## Problem statement:
Look through the material below for "like". Copy every line that contains it.

## Data shown:

************

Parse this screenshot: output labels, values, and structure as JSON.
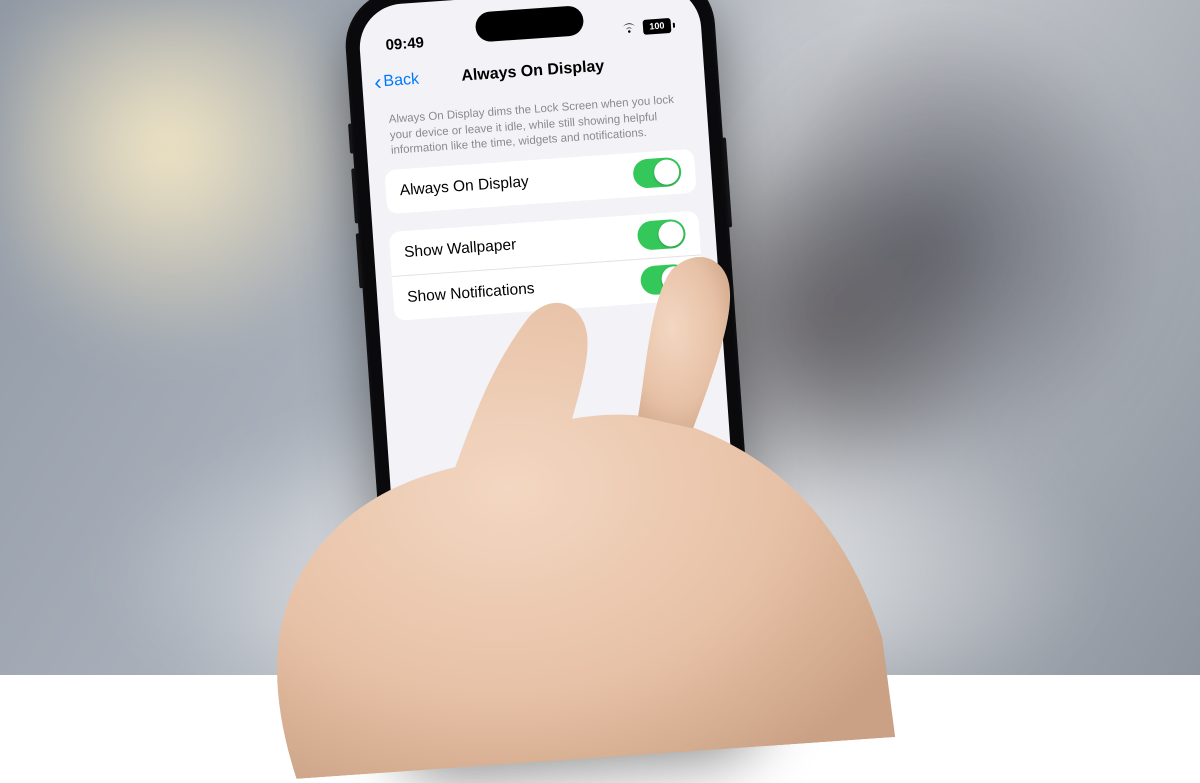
{
  "statusbar": {
    "time": "09:49",
    "battery_level": "100"
  },
  "nav": {
    "back_label": "Back",
    "title": "Always On Display"
  },
  "description": "Always On Display dims the Lock Screen when you lock your device or leave it idle, while still showing helpful information like the time, widgets and notifications.",
  "settings": {
    "always_on": {
      "label": "Always On Display",
      "on": true
    },
    "wallpaper": {
      "label": "Show Wallpaper",
      "on": true
    },
    "notifications": {
      "label": "Show Notifications",
      "on": true
    }
  }
}
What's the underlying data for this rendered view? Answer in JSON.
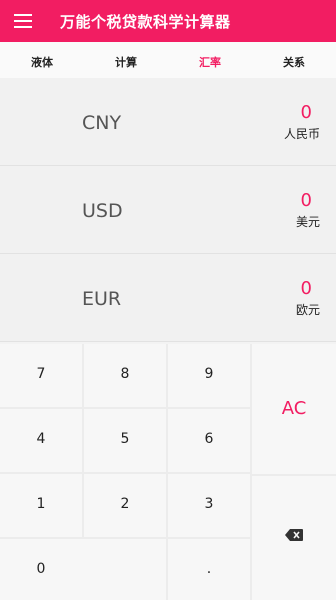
{
  "header": {
    "title": "万能个税贷款科学计算器"
  },
  "tabs": [
    "液体",
    "计算",
    "汇率",
    "关系"
  ],
  "active_tab": "汇率",
  "currencies": [
    {
      "code": "CNY",
      "amount": "0",
      "name": "人民币"
    },
    {
      "code": "USD",
      "amount": "0",
      "name": "美元"
    },
    {
      "code": "EUR",
      "amount": "0",
      "name": "欧元"
    }
  ],
  "keypad": {
    "k7": "7",
    "k8": "8",
    "k9": "9",
    "k4": "4",
    "k5": "5",
    "k6": "6",
    "k1": "1",
    "k2": "2",
    "k3": "3",
    "k0": "0",
    "kdot": ".",
    "clear": "AC",
    "backspace_icon": "backspace-icon"
  },
  "colors": {
    "accent": "#f21d62",
    "background": "#f3f3f3"
  }
}
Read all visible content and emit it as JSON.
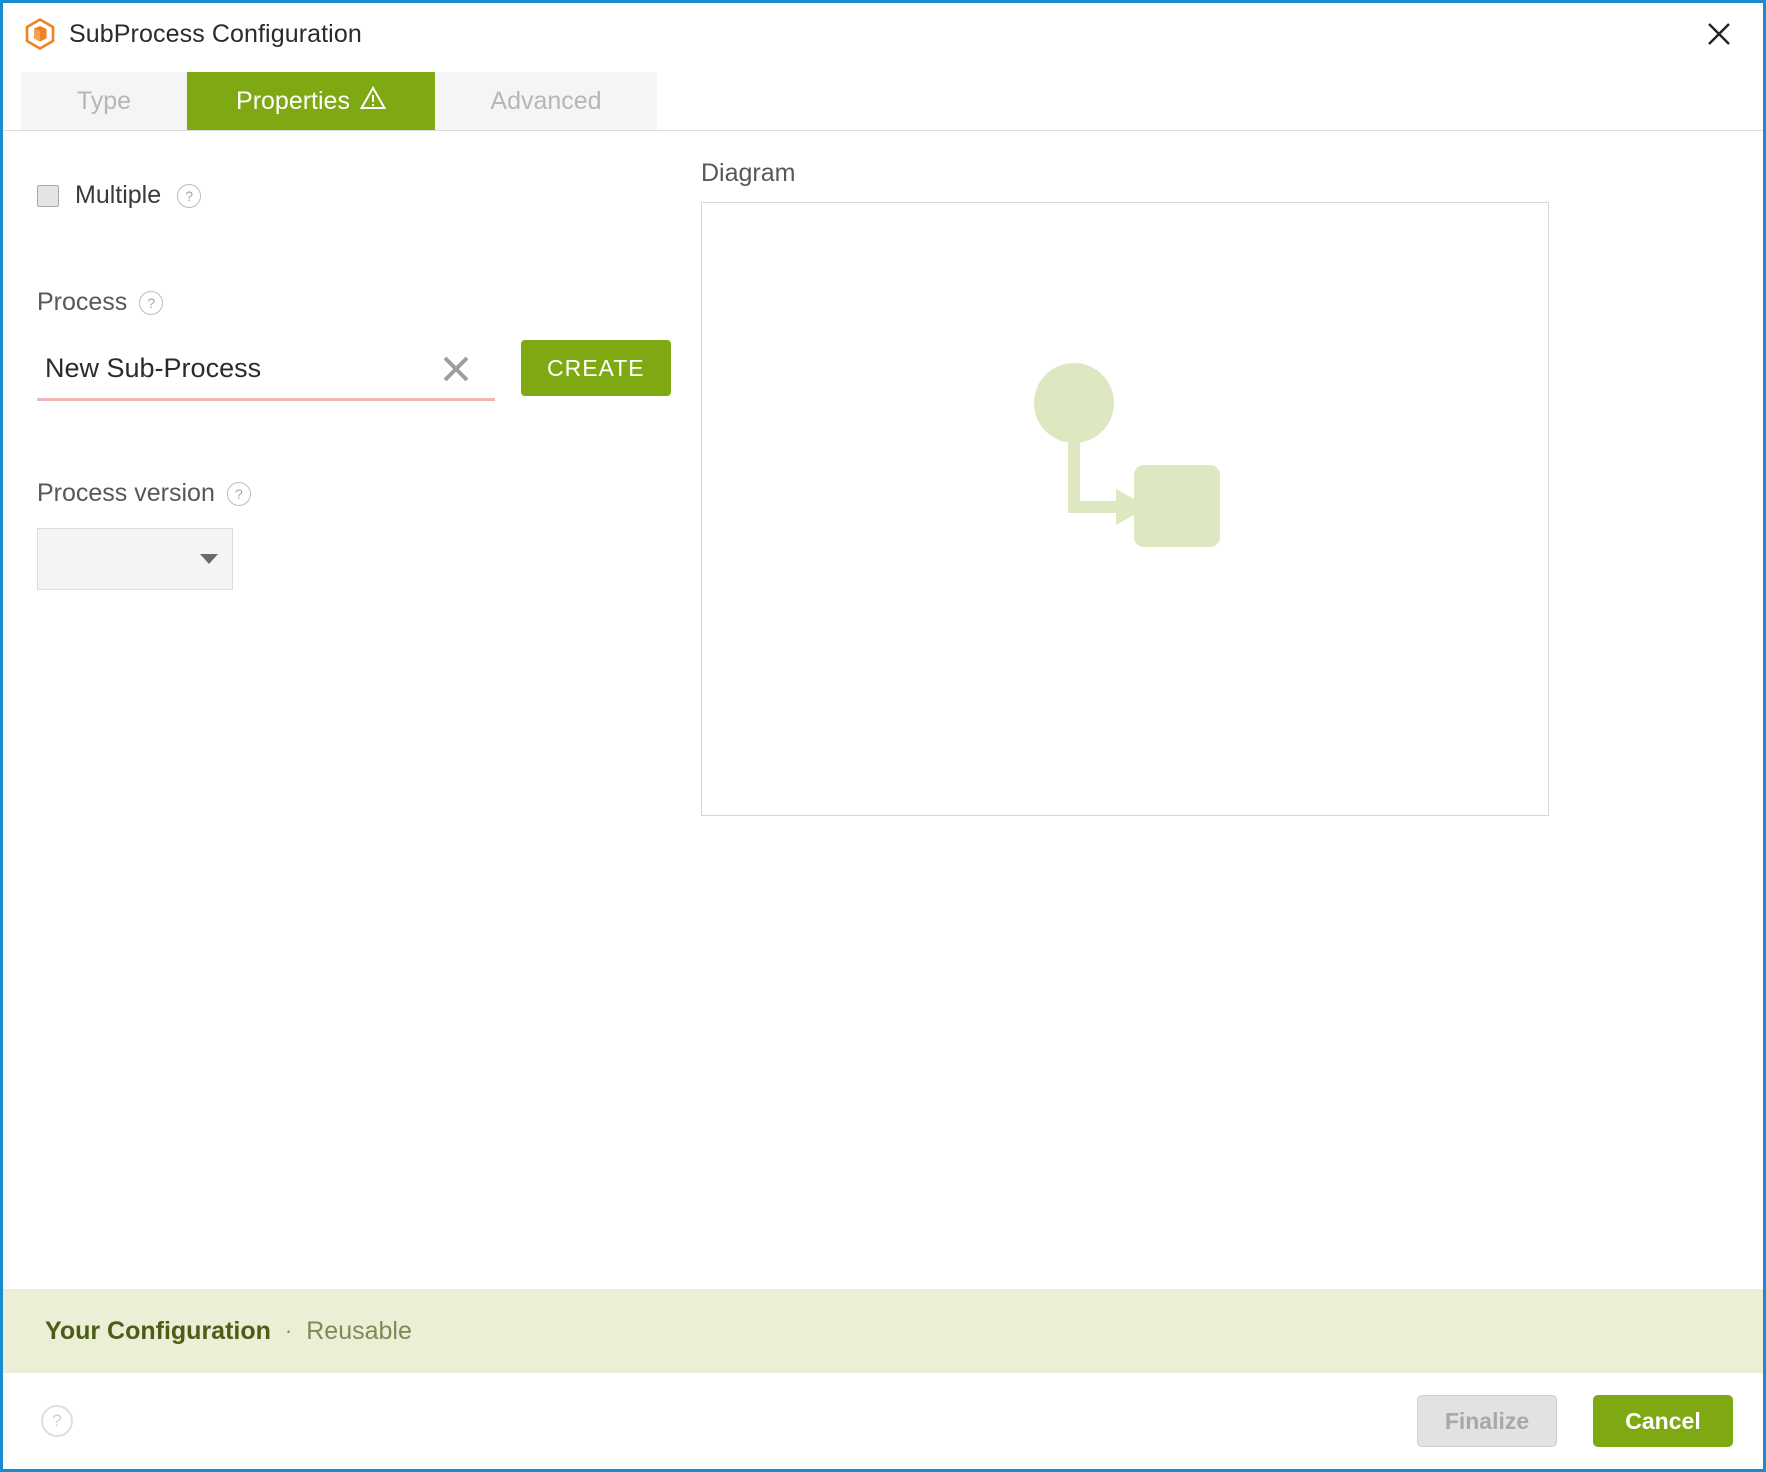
{
  "window": {
    "title": "SubProcess Configuration",
    "icon": "hexagon-cube-icon",
    "close_icon": "close-icon"
  },
  "tabs": [
    {
      "label": "Type",
      "active": false,
      "warning": false
    },
    {
      "label": "Properties",
      "active": true,
      "warning": true
    },
    {
      "label": "Advanced",
      "active": false,
      "warning": false
    }
  ],
  "form": {
    "multiple": {
      "label": "Multiple",
      "checked": false,
      "help_icon": "help-circle-icon"
    },
    "process": {
      "label": "Process",
      "help_icon": "help-circle-icon",
      "value": "New Sub-Process",
      "clear_icon": "clear-x-icon",
      "invalid": true,
      "create_label": "CREATE"
    },
    "process_version": {
      "label": "Process version",
      "help_icon": "help-circle-icon",
      "value": "",
      "options": [],
      "caret_icon": "chevron-down-icon"
    }
  },
  "diagram": {
    "label": "Diagram",
    "shapes": [
      {
        "type": "start-event-circle",
        "color": "#dde7c0"
      },
      {
        "type": "sequence-flow-arrow",
        "color": "#dde7c0"
      },
      {
        "type": "task-rounded-rect",
        "color": "#dde7c0"
      }
    ]
  },
  "config_banner": {
    "title": "Your Configuration",
    "separator": "·",
    "subtitle": "Reusable"
  },
  "footer": {
    "help_icon": "help-circle-icon",
    "finalize_label": "Finalize",
    "finalize_disabled": true,
    "cancel_label": "Cancel"
  },
  "colors": {
    "accent_green": "#7fa913",
    "banner_green": "#eaefd6",
    "diagram_green": "#dde7c0",
    "brand_orange": "#ef8322",
    "window_border_blue": "#1b8bd0",
    "error_underline": "#f2b5b5"
  }
}
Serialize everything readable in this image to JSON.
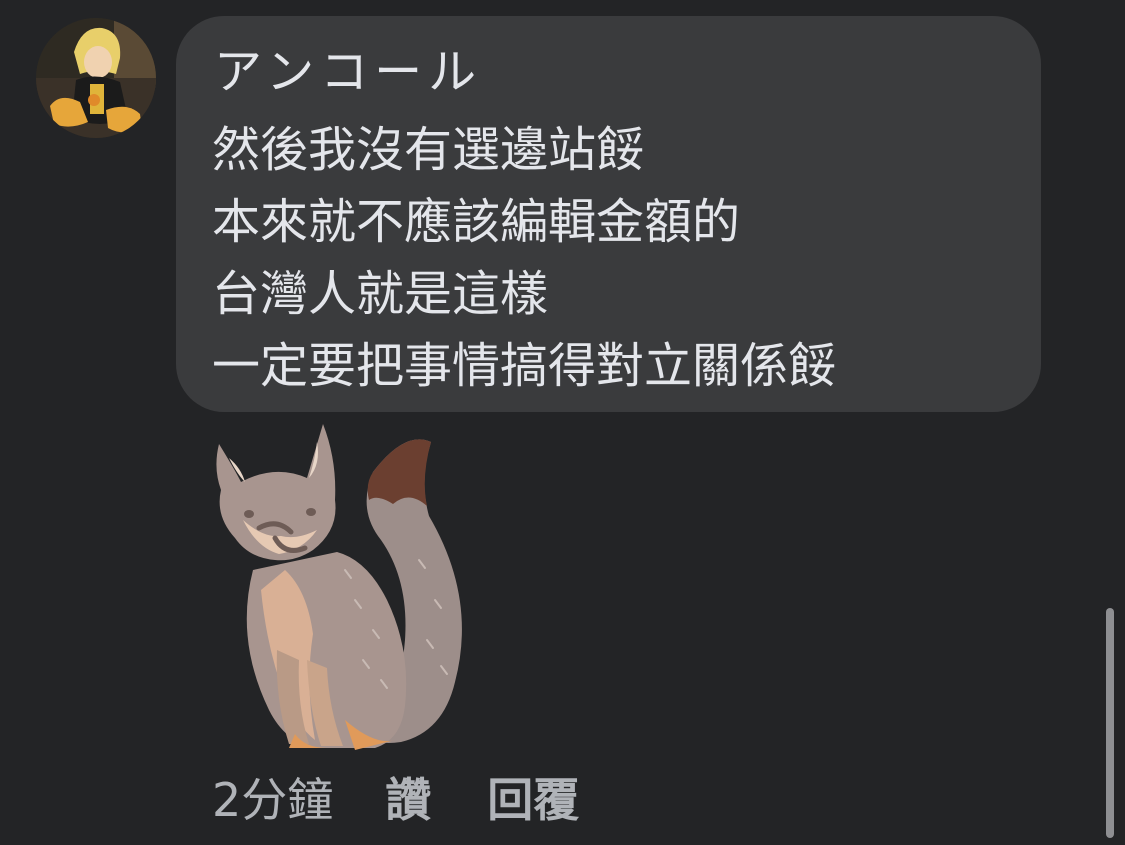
{
  "comment": {
    "author": "アンコール",
    "lines": [
      "然後我沒有選邊站餒",
      "本來就不應該編輯金額的",
      "台灣人就是這樣",
      "一定要把事情搞得對立關係餒"
    ],
    "sticker_icon": "fox-sticker",
    "avatar_icon": "user-avatar"
  },
  "actions": {
    "time": "2分鐘",
    "like": "讚",
    "reply": "回覆"
  },
  "colors": {
    "background": "#232426",
    "bubble": "#3a3b3d",
    "text": "#e4e6eb",
    "meta_text": "#b0b3b8"
  }
}
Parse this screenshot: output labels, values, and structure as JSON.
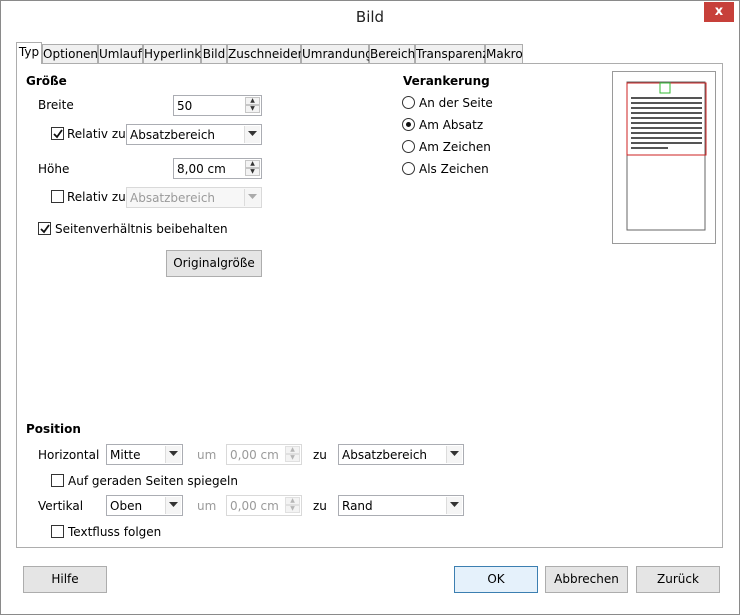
{
  "window": {
    "title": "Bild",
    "close": "x"
  },
  "tabs": [
    {
      "label": "Typ"
    },
    {
      "label": "Optionen"
    },
    {
      "label": "Umlauf"
    },
    {
      "label": "Hyperlink"
    },
    {
      "label": "Bild"
    },
    {
      "label": "Zuschneiden"
    },
    {
      "label": "Umrandung"
    },
    {
      "label": "Bereich"
    },
    {
      "label": "Transparenz"
    },
    {
      "label": "Makro"
    }
  ],
  "size": {
    "heading": "Größe",
    "width_label": "Breite",
    "width_value": "50",
    "width_relative_label": "Relativ zu",
    "width_relative_checked": true,
    "width_relative_to": "Absatzbereich",
    "height_label": "Höhe",
    "height_value": "8,00 cm",
    "height_relative_label": "Relativ zu",
    "height_relative_checked": false,
    "height_relative_to": "Absatzbereich",
    "keep_ratio_label": "Seitenverhältnis beibehalten",
    "keep_ratio_checked": true,
    "original_size_button": "Originalgröße"
  },
  "anchor": {
    "heading": "Verankerung",
    "options": [
      {
        "label": "An der Seite",
        "selected": false
      },
      {
        "label": "Am Absatz",
        "selected": true
      },
      {
        "label": "Am Zeichen",
        "selected": false
      },
      {
        "label": "Als Zeichen",
        "selected": false
      }
    ]
  },
  "position": {
    "heading": "Position",
    "horizontal_label": "Horizontal",
    "horizontal_value": "Mitte",
    "horizontal_by_label": "um",
    "horizontal_by_value": "0,00 cm",
    "horizontal_to_label": "zu",
    "horizontal_to_value": "Absatzbereich",
    "mirror_label": "Auf geraden Seiten spiegeln",
    "mirror_checked": false,
    "vertical_label": "Vertikal",
    "vertical_value": "Oben",
    "vertical_by_label": "um",
    "vertical_by_value": "0,00 cm",
    "vertical_to_label": "zu",
    "vertical_to_value": "Rand",
    "follow_text_flow_label": "Textfluss folgen",
    "follow_text_flow_checked": false
  },
  "buttons": {
    "help": "Hilfe",
    "ok": "OK",
    "cancel": "Abbrechen",
    "reset": "Zurück"
  },
  "colors": {
    "accent": "#3c7fb1",
    "preview_frame": "#cc2222",
    "preview_object": "#33bb33",
    "close": "#c7403a"
  }
}
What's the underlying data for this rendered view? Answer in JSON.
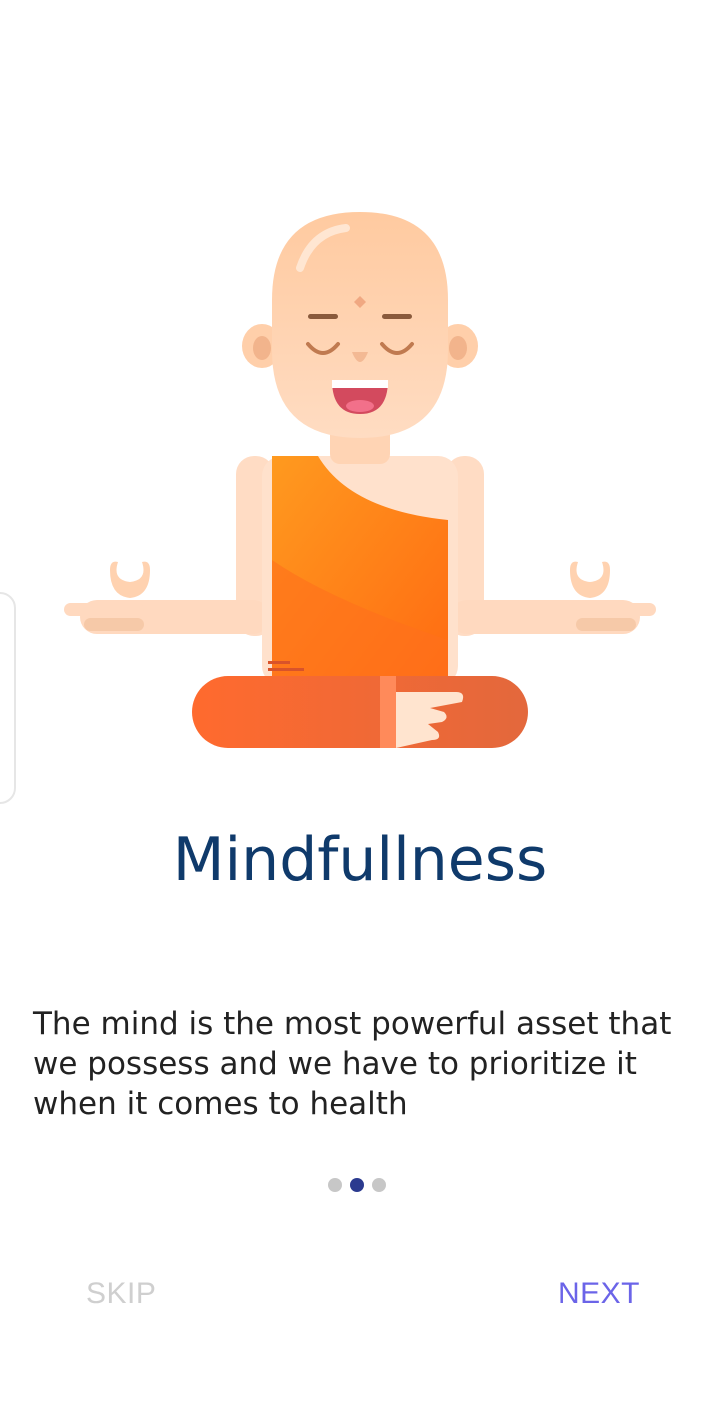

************

## Your solution:
  "description": "Always On Display dims the Lock Screen when you lock your device or leave it idle, while still showing helpful information like the time, widgets and notifications.",
    "like": "讚",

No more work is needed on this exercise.